Use an applied lens when designing and conducting new studies. This includes focusing new hypotheses on identified gaps in the sector; studying contexts and constituents as mediators or moderators of effectiveness; as well as being clear, precise, and explicit about the practices that are the focus of study. A continued focus on the ongoing gaps in our knowledge about the effectiveness of blended and personalized learning requires progressing toward studies of implementation, and even applied studies, rather than basic research (e.g., studying strategy implementation in real life settings, or in combination with one another). We can also increasingly conduct studies using designs that are more relevant to innovative, constantly changing, instructional practices (e.g., design-based implementation research, implementation science, continuous improvement measurement cycles, or design studies); rather than primarily relying on inflexible, more rigid designs.
Understand that dissemination and interpretation of findings is also our job. We, many times, have the answers to practitioners’ most pressing questions - so we should spend more time ensuring that we share these answers with them, in a timely manner, in ways that they can use to improve practice. Often, this requires sharing findings in less traditional ways than academic journal publications. Researchers can blog; present the implications of their work at professional development seminars; or host regular podcasts or recorded webinars, for example.
Support other stakeholders in developing skills in applying evidence to practice. Often, it is easier for us to simply tell other stakeholders what we would do, or what they should do, in answering problems of practice. Spending the extra resources on helping others to develop these skills themselves benefits the sector exponentially. Not every practitioner needs to become a researcher, but we all benefit when we are all more sophisticated consumers of evidence.

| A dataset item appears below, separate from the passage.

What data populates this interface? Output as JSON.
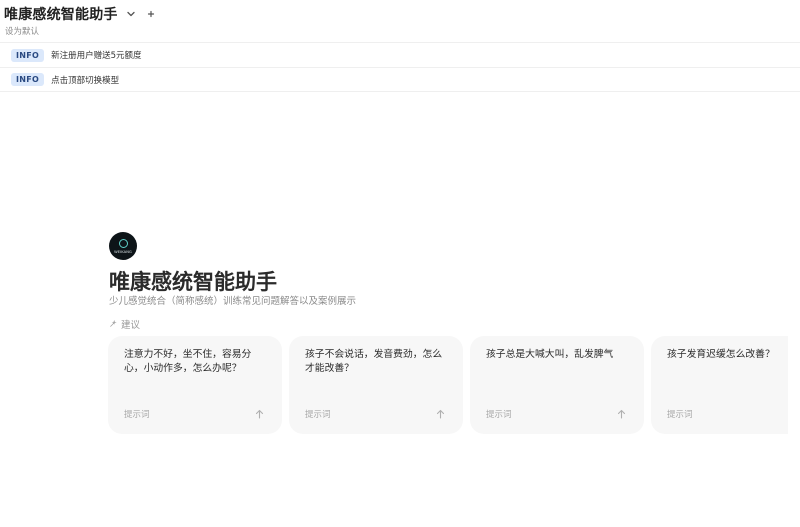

Look to implementation to see what more needs to be studied. In addition to generating new hypotheses and designing new studies based on problems of practice, this may include developing measures for new constructs, or identifying and studying the nuances of blended learning as a context for learning, rather than an intervention or treatment in and of itself. Let’s keep our ears to the ground when planning new studies, so our work is relevant to problems of practice, rather than purely theoretical ones.
Researchers can find out more about relevant measurement objectives for this expanded concept of their role in our Blended Learning Measurement Agenda for Researchers.
Call to Action
Of course, researchers do not shoulder this burden alone, no matter how much that may seem to be the prevailing expectation. This is why The Measurement Agenda also includes specific, detailed objectives for educators, administrators and policymakers, funders, and other community members, like edTech developers. All five stakeholder groups have critical roles to play in advancing our understanding, and implementation, of blended learning. Join me next time for a focus on funders and how they too can contribute to this work and ensure that we are doing all we can to implement evidence-based practices that support all learners.
If you are a member of any of these stakeholder groups, and are interested in learning more about how you can contribute, please stay tuned for future blog posts, or visit our Blended Learning Measurement Agenda landing page for more information. If you are engaged in work that illustrates or aligns with objectives outlined in our Measurement Agenda, please let me know @EdResearchWorks, #BLMeasurement or email me firstname.lastname@example.org.